Chapter 41 of the Texas Education Code, also known as “Robin Hood”, requires property-rich school districts to send portions of their tax revenue to the state, which in turn is redistributed to property poor districts. This system of wealth distribution was established in 1993 in an effort to provide equal funding to all schools, regardless of the economic status of their relative neighborhoods.
Although beneficial in theory, Robin Hood has failed in practice. The redistribution system has created a snowball effect of higher property taxes, a decline in student performance, and has caused school finance to become more convoluted than ever before.
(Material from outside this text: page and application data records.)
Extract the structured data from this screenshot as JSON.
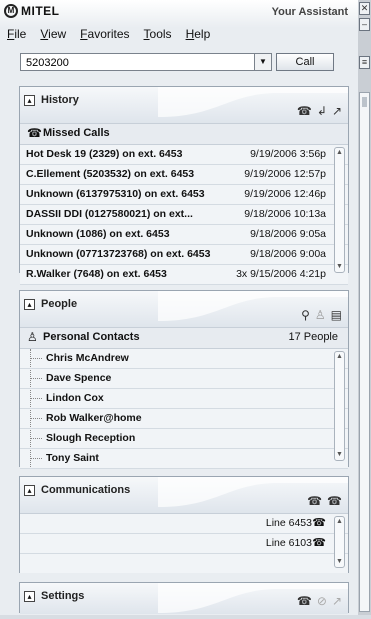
{
  "app": {
    "brand": "MITEL",
    "title": "Your Assistant"
  },
  "menu": [
    {
      "label": "File",
      "u": "F",
      "rest": "ile"
    },
    {
      "label": "View",
      "u": "V",
      "rest": "iew"
    },
    {
      "label": "Favorites",
      "u": "F",
      "rest": "avorites",
      "pre": ""
    },
    {
      "label": "Tools",
      "u": "T",
      "rest": "ools"
    },
    {
      "label": "Help",
      "u": "H",
      "rest": "elp"
    }
  ],
  "dial": {
    "value": "5203200",
    "call_label": "Call"
  },
  "history": {
    "title": "History",
    "sub_title": "Missed Calls",
    "rows": [
      {
        "name": "Hot Desk 19 (2329) on ext. 6453",
        "time": "9/19/2006 3:56p"
      },
      {
        "name": "C.Ellement (5203532) on ext. 6453",
        "time": "9/19/2006 12:57p"
      },
      {
        "name": "Unknown (6137975310) on ext. 6453",
        "time": "9/19/2006 12:46p"
      },
      {
        "name": "DASSII DDI (0127580021) on ext...",
        "time": "9/18/2006 10:13a"
      },
      {
        "name": "Unknown (1086) on ext. 6453",
        "time": "9/18/2006 9:05a"
      },
      {
        "name": "Unknown (07713723768) on ext. 6453",
        "time": "9/18/2006 9:00a"
      },
      {
        "name": "R.Walker (7648) on ext. 6453",
        "time": "3x 9/15/2006 4:21p"
      }
    ]
  },
  "people": {
    "title": "People",
    "sub_title": "Personal Contacts",
    "count": "17 People",
    "contacts": [
      "Chris McAndrew",
      "Dave Spence",
      "Lindon Cox",
      "Rob Walker@home",
      "Slough Reception",
      "Tony Saint"
    ]
  },
  "communications": {
    "title": "Communications",
    "lines": [
      "Line 6453",
      "Line 6103"
    ]
  },
  "settings": {
    "title": "Settings"
  }
}
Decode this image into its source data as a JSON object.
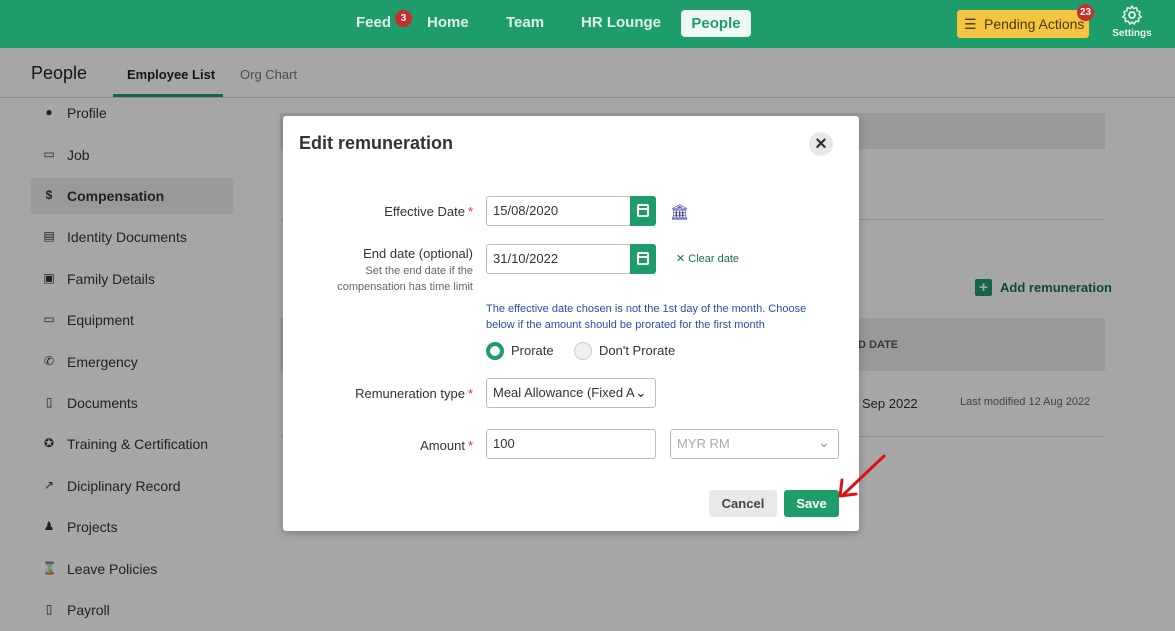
{
  "topnav": {
    "feed": "Feed",
    "feed_badge": "3",
    "home": "Home",
    "team": "Team",
    "hr_lounge": "HR Lounge",
    "people": "People",
    "pending_actions": "Pending Actions",
    "pending_badge": "23",
    "settings": "Settings"
  },
  "subheader": {
    "title": "People",
    "tabs": [
      "Employee List",
      "Org Chart"
    ]
  },
  "sidebar": {
    "items": [
      {
        "label": "Profile",
        "icon": "person-icon"
      },
      {
        "label": "Job",
        "icon": "briefcase-icon"
      },
      {
        "label": "Compensation",
        "icon": "money-bag-icon"
      },
      {
        "label": "Identity Documents",
        "icon": "id-card-icon"
      },
      {
        "label": "Family Details",
        "icon": "family-icon"
      },
      {
        "label": "Equipment",
        "icon": "laptop-icon"
      },
      {
        "label": "Emergency",
        "icon": "phone-icon"
      },
      {
        "label": "Documents",
        "icon": "document-icon"
      },
      {
        "label": "Training & Certification",
        "icon": "award-icon"
      },
      {
        "label": "Diciplinary Record",
        "icon": "chart-icon"
      },
      {
        "label": "Projects",
        "icon": "projects-icon"
      },
      {
        "label": "Leave Policies",
        "icon": "leave-icon"
      },
      {
        "label": "Payroll",
        "icon": "payroll-icon"
      }
    ]
  },
  "background": {
    "add_remuneration": "Add remuneration",
    "col_end_date": "D DATE",
    "row_end_date": "Sep 2022",
    "row_modified": "Last modified 12 Aug 2022"
  },
  "modal": {
    "title": "Edit remuneration",
    "effective_date_label": "Effective Date",
    "effective_date_value": "15/08/2020",
    "end_date_label": "End date (optional)",
    "end_date_help_1": "Set the end date if the",
    "end_date_help_2": "compensation has time limit",
    "end_date_value": "31/10/2022",
    "clear_date": "Clear date",
    "notice_1": "The effective date chosen is not the 1st day of the month. Choose",
    "notice_2": "below if the amount should be prorated for the first month",
    "prorate": "Prorate",
    "dont_prorate": "Don't Prorate",
    "remuneration_type_label": "Remuneration type",
    "remuneration_type_value": "Meal Allowance (Fixed A",
    "amount_label": "Amount",
    "amount_value": "100",
    "currency_value": "MYR RM",
    "required_mark": "*",
    "cancel": "Cancel",
    "save": "Save"
  },
  "colors": {
    "brand": "#1e9d6a",
    "badge": "#c62f2f",
    "pending": "#f5c542",
    "annotation_arrow": "#e01010"
  }
}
In order to maintain equal funding, the state will adjust the amount it gives to a school district based on the relative property values of that district. Subsequently, as property values have increased across Texas, the state has provided less and less funding for districts. This has resulted in a substantial shift of the financial burden from the state to the local taxpayer – essentially creating a state-wide property tax.
In May 2016, the Texas Supreme Court ended a major lawsuit over the constitutionality of Robin Hood that was brought forth by over 600 Texas schools. The court upheld it as constitutional and transferred the decision to state legislators. On the first day of bill filing for the 85th legislative session, State Rep. Matt Rinaldi (R-Irving) filed legislation that calls for the repeal of Robin Hood.